14The current & voltage can be made to minimum but not zero! 2Conclusions…The current through and p.d. across the bulb can be reduced to zero in a potential divider circuitThe current & voltage can be made to minimum but not zero!
16Theory Summary V1 V2 Vs R1 R2 Vout A potential divider does just what is states. It divides a potential differenceThink of a p.d. of 10V across a resistor. The p.d. will drop by 1V for each 10% of the resistor that the current passes through.From this theory two resistors will have a ratio which from the idea that V=IR will relate the output voltage on a resistor to the source voltage as shown. Obviously if resistor 1 and 2 are swapped Vout also swaps.We can replace one of the fixed resistors with; Variable resistor, which could act as a volume control or sensor i.e. Thermistor or LDR.V1V2VsR1R2Vout
18Plenary Question….3) The circuit shown in the diagram acts as a potential divider. The circuit is now modified by replacing R1 with a temperature sensor, whose resistance decreases as the temperature increases.Explain whether the reading on the voltmeter increases or decreases as the temperature increases from a low value. (3)In the circuit shown, the battery has negligible internal resistance.Basic Calc(temperature increases, resistance decreases), total resistance decreases (1) current increases (1) voltage across R2 increases (1)or R2 has increased share of (total) resistance (1) new current is same in both resistors (1) larger share of the 9 V (1)or R1 decreases (1) Vout decreases (1)]If the emf of the battery = 9.0V, R1 = 120 and R2 = 60, calculate the current I flowing in the circuit. (3)Calculate the voltage reading on the voltmeter. (1)iSlice Explaining
19Plenary Question….3) The circuit shown in the diagram acts as a potential divider. The circuit is now modified by replacing R1 with a temperature sensor, whose resistance decreases as the temperature increases.Explain whether the reading on the voltmeter increases or decreases as the temperature increases from a low value. (3)In the circuit shown, the battery has negligible internal resistance.Basic CalcIf the emf of the battery = 9.0V, R1 = 120 and R2 = 60, calculate the current I flowing in the circuit. (3)Calculate the voltage reading on the voltmeter. (1)iSlice Explaining

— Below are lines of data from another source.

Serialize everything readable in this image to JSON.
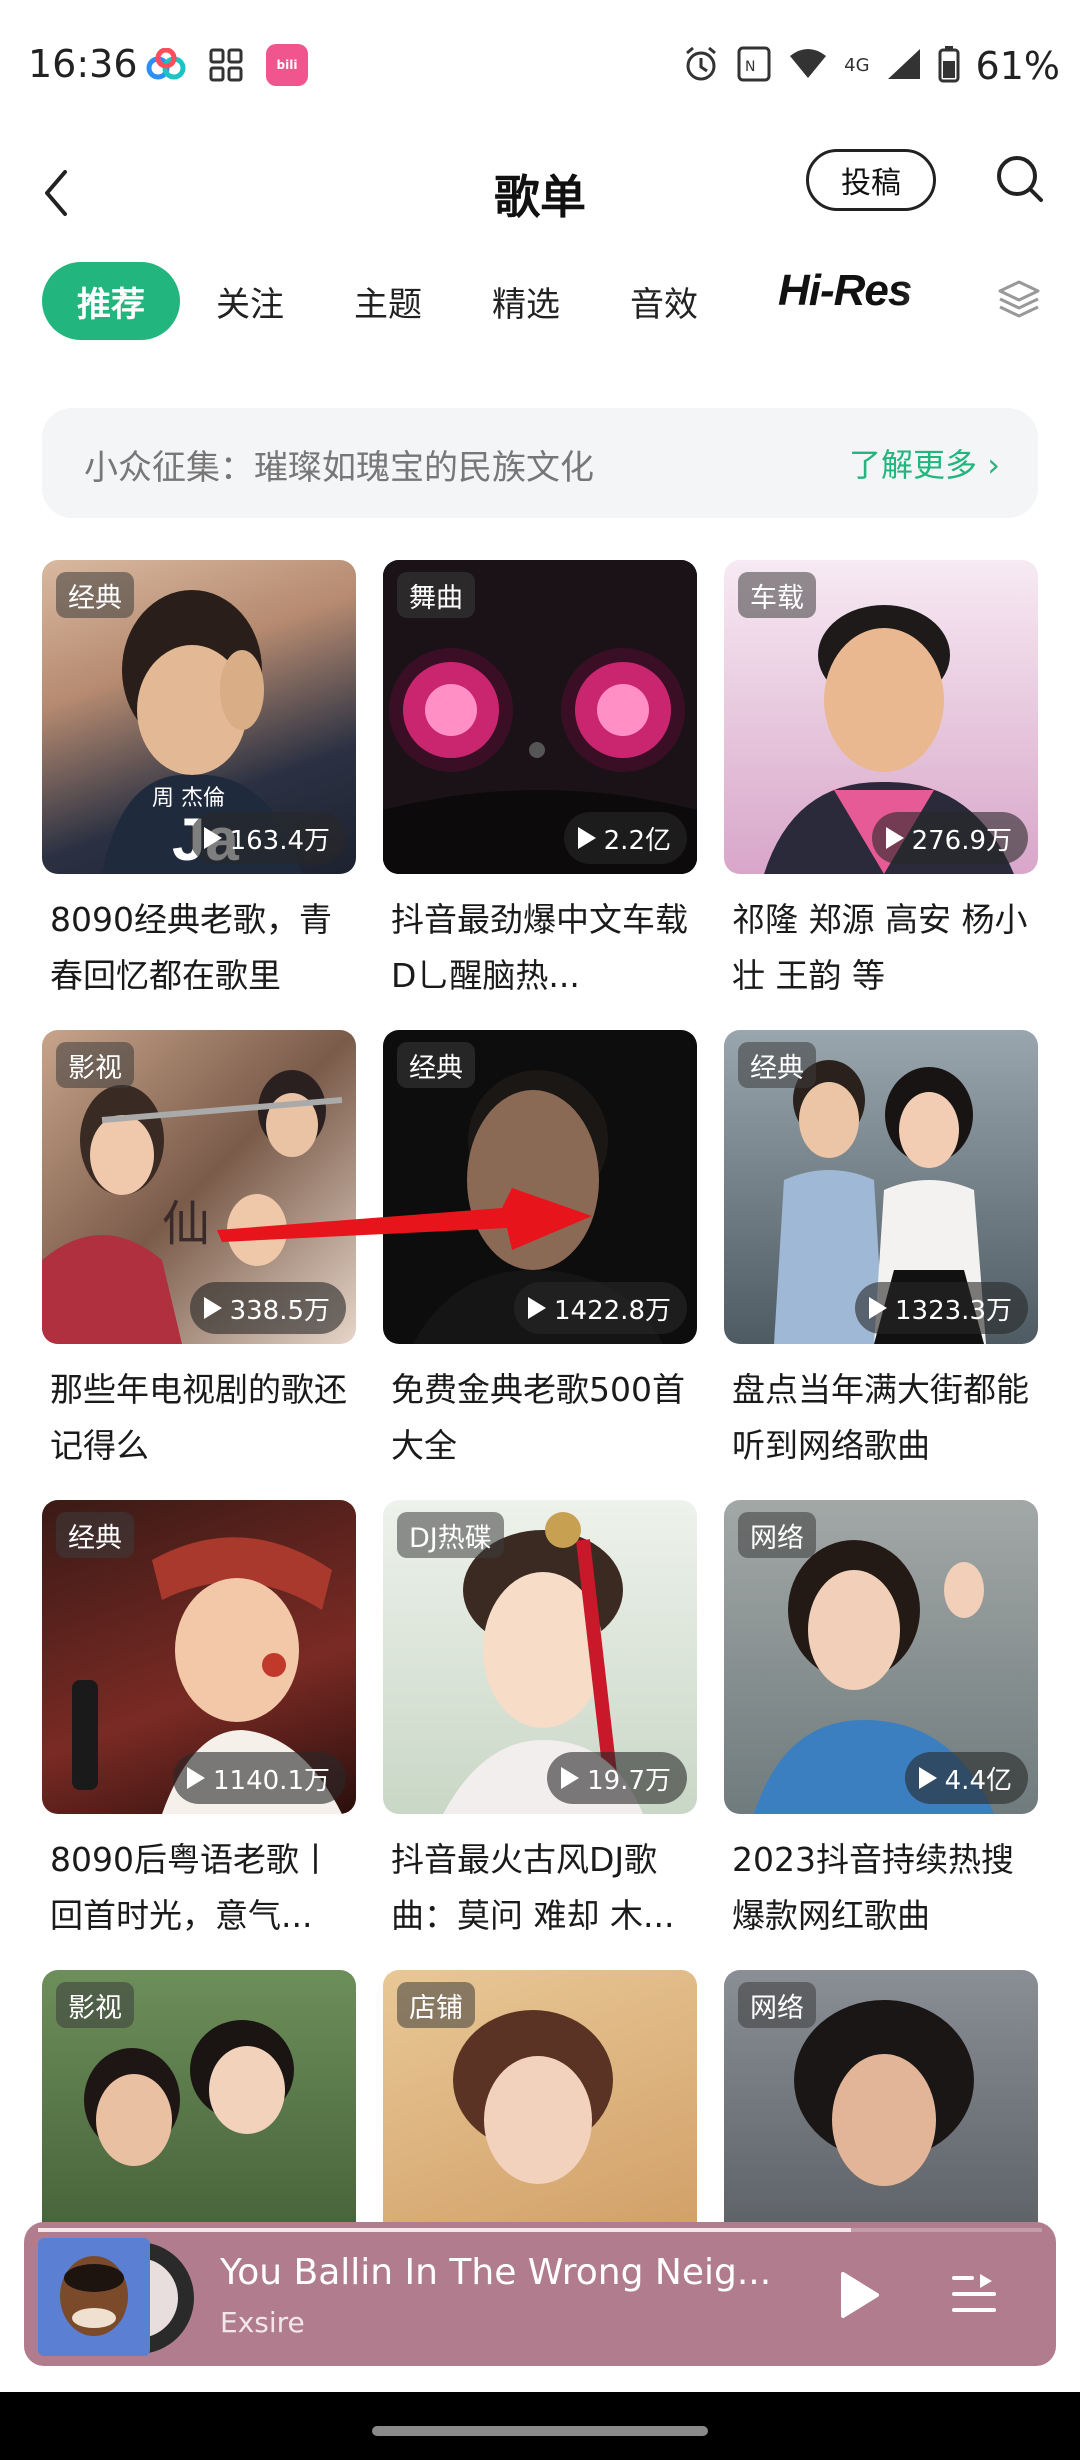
{
  "status_bar": {
    "time": "16:36",
    "battery_text": "61%",
    "network_label": "4G",
    "icons": [
      "baidu-netdisk-icon",
      "grid-app-icon",
      "bilibili-icon",
      "alarm-icon",
      "nfc-icon",
      "wifi-icon",
      "signal-icon",
      "battery-icon"
    ]
  },
  "header": {
    "title": "歌单",
    "submit_label": "投稿",
    "icons": [
      "back-icon",
      "search-icon"
    ]
  },
  "tabs": {
    "items": [
      "推荐",
      "关注",
      "主题",
      "精选",
      "音效"
    ],
    "hires_label": "Hi-Res",
    "active_index": 0
  },
  "banner": {
    "text": "小众征集：璀璨如瑰宝的民族文化",
    "link": "了解更多 ›"
  },
  "playlists": [
    {
      "tag": "经典",
      "plays": "163.4万",
      "title": "8090经典老歌，青春回忆都在歌里",
      "cover_text": "周 杰倫"
    },
    {
      "tag": "舞曲",
      "plays": "2.2亿",
      "title": "抖音最劲爆中文车载D乚醒脑热..."
    },
    {
      "tag": "车载",
      "plays": "276.9万",
      "title": "祁隆 郑源 高安 杨小壮 王韵 等"
    },
    {
      "tag": "影视",
      "plays": "338.5万",
      "title": "那些年电视剧的歌还记得么"
    },
    {
      "tag": "经典",
      "plays": "1422.8万",
      "title": "免费金典老歌500首大全"
    },
    {
      "tag": "经典",
      "plays": "1323.3万",
      "title": "盘点当年满大街都能听到网络歌曲"
    },
    {
      "tag": "经典",
      "plays": "1140.1万",
      "title": "8090后粤语老歌丨回首时光，意气..."
    },
    {
      "tag": "DJ热碟",
      "plays": "19.7万",
      "title": "抖音最火古风DJ歌曲：莫问 难却 木..."
    },
    {
      "tag": "网络",
      "plays": "4.4亿",
      "title": "2023抖音持续热搜爆款网红歌曲"
    },
    {
      "tag": "影视",
      "plays": "",
      "title": ""
    },
    {
      "tag": "店铺",
      "plays": "",
      "title": ""
    },
    {
      "tag": "网络",
      "plays": "",
      "title": ""
    }
  ],
  "player": {
    "title": "You Ballin In The Wrong Neig...",
    "artist": "Exsire",
    "progress_fraction": 0.81,
    "icons": [
      "play-icon",
      "playlist-icon"
    ]
  },
  "colors": {
    "accent": "#22b67e",
    "player_bg": "#b17d8e"
  }
}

25ConnectionConnect your learning to the content of the lessonShare the process by which the learning will actually take placeExplore the outcomes of the learning, emphasising why this will be beneficial for the learnerDemonstrationUse formative feedback – Assessment for LearningVary the groupings within the classroom for the purpose of learning – individual; pair; group/team; friendship; teacher selected; single sex; mixed sexOffer different ways for the students to demonstrate their understandingAllow the students to “show off” their learningConsolidationStructure active reflection on the lesson content and the process of learningSeek transfer between “subjects”Review the learning from this lesson and preview the learning for the nextPromote ways in which the students will rememberA “news broadcast” approach to learningActivationConstruct problem-solving challenges for the studentsUse a multi-sensory approach – VAKPromote a language of learning to enable the students to talk about their progress or obstacles to itLearning as an active process, so the students aren’t passive receptors